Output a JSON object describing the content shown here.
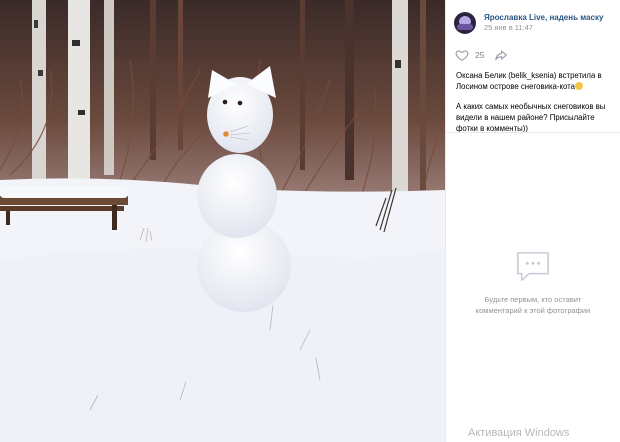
{
  "photo": {
    "description_icon": "snowman-cat-photo"
  },
  "header": {
    "author": "Ярославка Live, надень маску",
    "date": "25 янв в 11:47"
  },
  "actions": {
    "like_count": "25",
    "like_icon": "heart-icon",
    "share_icon": "share-arrow-icon"
  },
  "post": {
    "paragraph1": "Оксана Белик (belik_ksenia) встретила в Лосином острове снеговика-кота",
    "paragraph2": "А каких самых необычных снеговиков вы видели в нашем районе? Присылайте фотки в комменты))"
  },
  "comments": {
    "empty_line1": "Будьте первым, кто оставит",
    "empty_line2": "комментарий к этой фотографии"
  },
  "watermark": "Активация Windows",
  "colors": {
    "link": "#2a5885",
    "muted": "#939393",
    "divider": "#e7e8ec"
  }
}
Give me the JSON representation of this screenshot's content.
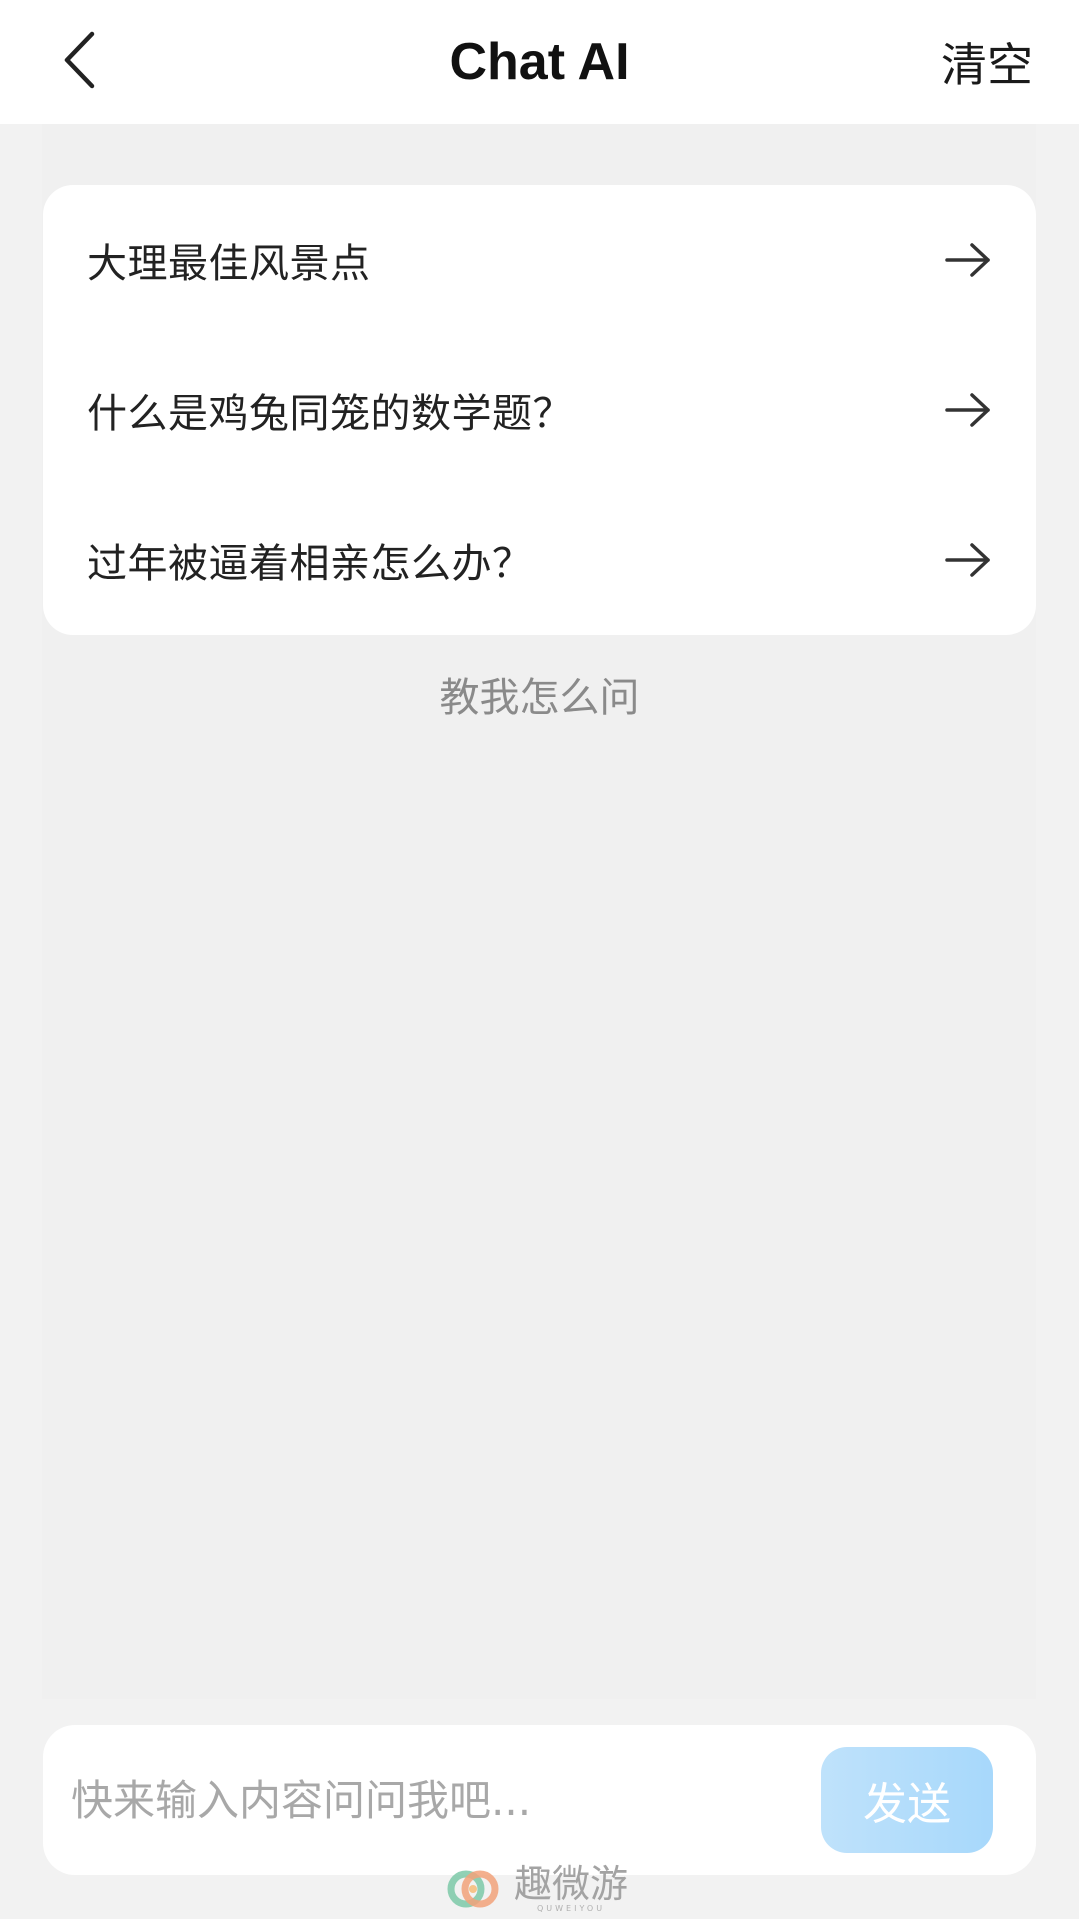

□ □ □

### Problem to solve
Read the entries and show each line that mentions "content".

### Solution to this exercise
Output a JSON object describing the content shown here.
Give me the JSON representation of this screenshot's content.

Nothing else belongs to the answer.